(EXCERPTED RECORDS begins)
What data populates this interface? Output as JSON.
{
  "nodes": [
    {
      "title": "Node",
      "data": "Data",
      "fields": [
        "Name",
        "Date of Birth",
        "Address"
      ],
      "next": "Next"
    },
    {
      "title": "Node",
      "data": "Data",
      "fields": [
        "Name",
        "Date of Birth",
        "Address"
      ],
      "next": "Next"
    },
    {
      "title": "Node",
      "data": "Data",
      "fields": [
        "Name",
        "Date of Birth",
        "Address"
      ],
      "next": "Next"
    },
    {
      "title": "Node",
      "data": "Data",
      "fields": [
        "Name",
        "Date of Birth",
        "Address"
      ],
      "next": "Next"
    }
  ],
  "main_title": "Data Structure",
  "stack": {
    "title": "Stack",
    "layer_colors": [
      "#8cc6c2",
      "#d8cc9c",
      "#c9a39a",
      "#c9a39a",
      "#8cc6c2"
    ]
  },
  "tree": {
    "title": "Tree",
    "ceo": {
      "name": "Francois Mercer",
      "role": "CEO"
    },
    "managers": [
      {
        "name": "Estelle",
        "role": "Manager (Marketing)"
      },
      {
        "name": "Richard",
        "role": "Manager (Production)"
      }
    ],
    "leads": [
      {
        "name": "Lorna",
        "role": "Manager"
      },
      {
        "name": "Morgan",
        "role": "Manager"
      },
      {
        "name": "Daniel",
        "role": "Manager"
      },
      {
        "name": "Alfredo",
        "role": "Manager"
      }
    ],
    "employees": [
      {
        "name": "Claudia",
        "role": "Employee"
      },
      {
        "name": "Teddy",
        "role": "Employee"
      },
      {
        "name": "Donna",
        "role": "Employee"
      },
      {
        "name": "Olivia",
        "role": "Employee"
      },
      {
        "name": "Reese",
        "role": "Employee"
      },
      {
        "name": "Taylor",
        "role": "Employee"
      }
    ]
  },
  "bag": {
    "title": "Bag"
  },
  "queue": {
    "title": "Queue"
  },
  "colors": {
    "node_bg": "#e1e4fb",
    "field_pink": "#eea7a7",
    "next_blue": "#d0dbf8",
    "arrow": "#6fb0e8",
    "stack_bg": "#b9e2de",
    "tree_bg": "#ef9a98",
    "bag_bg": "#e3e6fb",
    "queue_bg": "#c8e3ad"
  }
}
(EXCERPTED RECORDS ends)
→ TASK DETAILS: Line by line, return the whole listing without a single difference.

→ ANSWER TO THIS TASK:
What data populates this interface? Output as JSON.
{
  "nodes": [
    {
      "title": "Node",
      "data": "Data",
      "fields": [
        "Name",
        "Date of Birth",
        "Address"
      ],
      "next": "Next"
    },
    {
      "title": "Node",
      "data": "Data",
      "fields": [
        "Name",
        "Date of Birth",
        "Address"
      ],
      "next": "Next"
    },
    {
      "title": "Node",
      "data": "Data",
      "fields": [
        "Name",
        "Date of Birth",
        "Address"
      ],
      "next": "Next"
    },
    {
      "title": "Node",
      "data": "Data",
      "fields": [
        "Name",
        "Date of Birth",
        "Address"
      ],
      "next": "Next"
    }
  ],
  "main_title": "Data Structure",
  "stack": {
    "title": "Stack",
    "layer_colors": [
      "#8cc6c2",
      "#d8cc9c",
      "#c9a39a",
      "#c9a39a",
      "#8cc6c2"
    ]
  },
  "tree": {
    "title": "Tree",
    "ceo": {
      "name": "Francois Mercer",
      "role": "CEO"
    },
    "managers": [
      {
        "name": "Estelle",
        "role": "Manager (Marketing)"
      },
      {
        "name": "Richard",
        "role": "Manager (Production)"
      }
    ],
    "leads": [
      {
        "name": "Lorna",
        "role": "Manager"
      },
      {
        "name": "Morgan",
        "role": "Manager"
      },
      {
        "name": "Daniel",
        "role": "Manager"
      },
      {
        "name": "Alfredo",
        "role": "Manager"
      }
    ],
    "employees": [
      {
        "name": "Claudia",
        "role": "Employee"
      },
      {
        "name": "Teddy",
        "role": "Employee"
      },
      {
        "name": "Donna",
        "role": "Employee"
      },
      {
        "name": "Olivia",
        "role": "Employee"
      },
      {
        "name": "Reese",
        "role": "Employee"
      },
      {
        "name": "Taylor",
        "role": "Employee"
      }
    ]
  },
  "bag": {
    "title": "Bag"
  },
  "queue": {
    "title": "Queue"
  },
  "colors": {
    "node_bg": "#e1e4fb",
    "field_pink": "#eea7a7",
    "next_blue": "#d0dbf8",
    "arrow": "#6fb0e8",
    "stack_bg": "#b9e2de",
    "tree_bg": "#ef9a98",
    "bag_bg": "#e3e6fb",
    "queue_bg": "#c8e3ad"
  }
}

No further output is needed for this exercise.